The band's website, www.chicagotheband.com, has information about their charity work for the American Cancer Society. The musicians have come up with a unique way to raise money for the cause, and a segment of the Ritz performance is to be devoted to the effort.
"This is the third year we have associated ourselves with the American Cancer Society, specifically to target cures for breast cancer and raise awareness for breast cancer. We essentially auction, to the highest bidder, a chance to come onstage and sing with the band. We do that every night at our shows. Most likely, it will be someone from Ohio who has bid and won a chance to sing with us," Lamm said.

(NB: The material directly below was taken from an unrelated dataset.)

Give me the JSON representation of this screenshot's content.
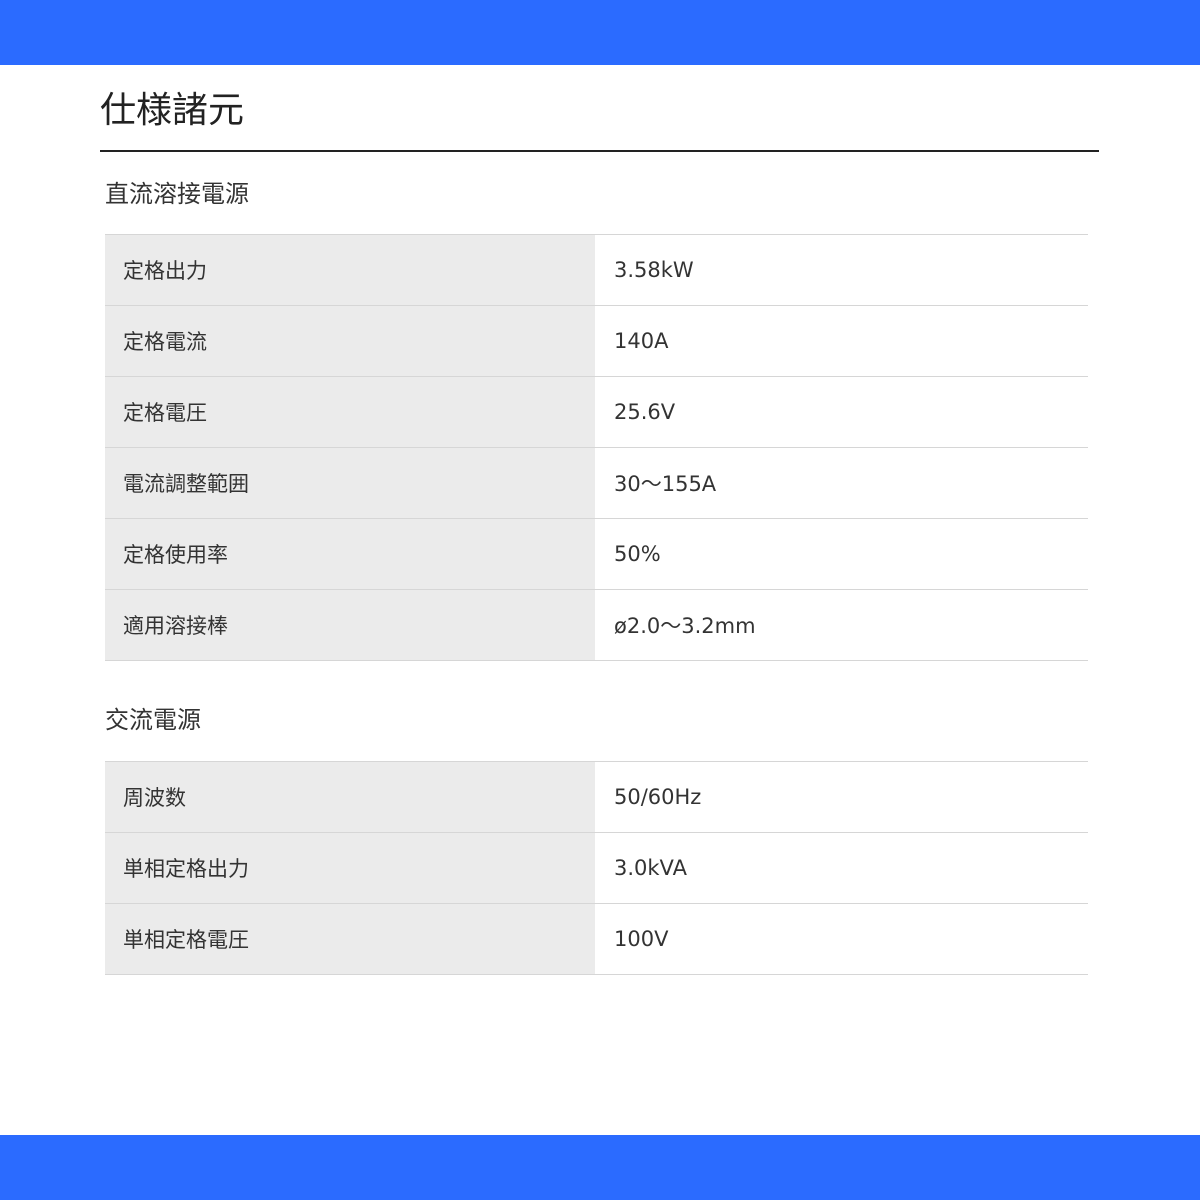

Although the offer includes elements of uncertainty, having a guest vocalist has become a high point of the show. Lamm said the audience loves it, and it has generated a lot of money over three years' time. Lamm said he also is looking forward to performing in a vintage theater.
"They're so much fun to play because they sound great, and the viewing lines are better than in an area. We really enjoy those, so when we can, we have our agent book those."

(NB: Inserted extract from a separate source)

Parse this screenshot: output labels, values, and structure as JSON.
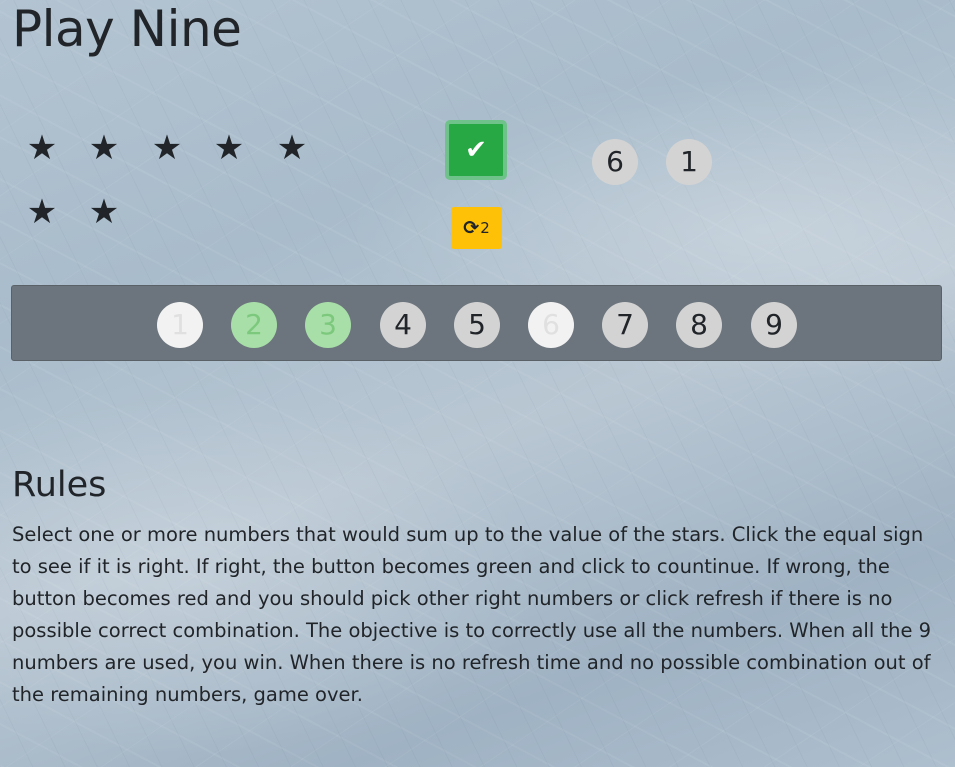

Chicago's schedule is a busy one. They are to play in Indiana Friday and Troy, Ohio, Saturday. By Monday, they will be setting up for a concert in the state of New York. Lamm said it's all part of what they do.
"The traveling is challenging, but we've been doing it for a long time and we've learned to live with it and get through it. But it's a really wonderful job we have, to play music every night and share what we've been doing our entire lives."
The sponsors for Chicago's appearance at the Ritz include: National Machinery Foundation, First Federal Bank of the Midwest, Laminate Technologies, Clouse Construction, Corporate One, Rowmark, PT Services and James C. Wilson, DDS. Ticket availability is very limited. Prices range from $51 to $101. To learn more, visit www.ritztheatre.org or call (419) 448-8544.
The Ritz Theatre is located at 30 S. Washington St., Tiffin, Ohio. The Ohio Arts Council helped fund this program or organization with state tax dollars to encourage economic growth, educational excellence and cultural enrichment for all Ohioans. This program is supported in part by an award from the National Endowment for the Arts.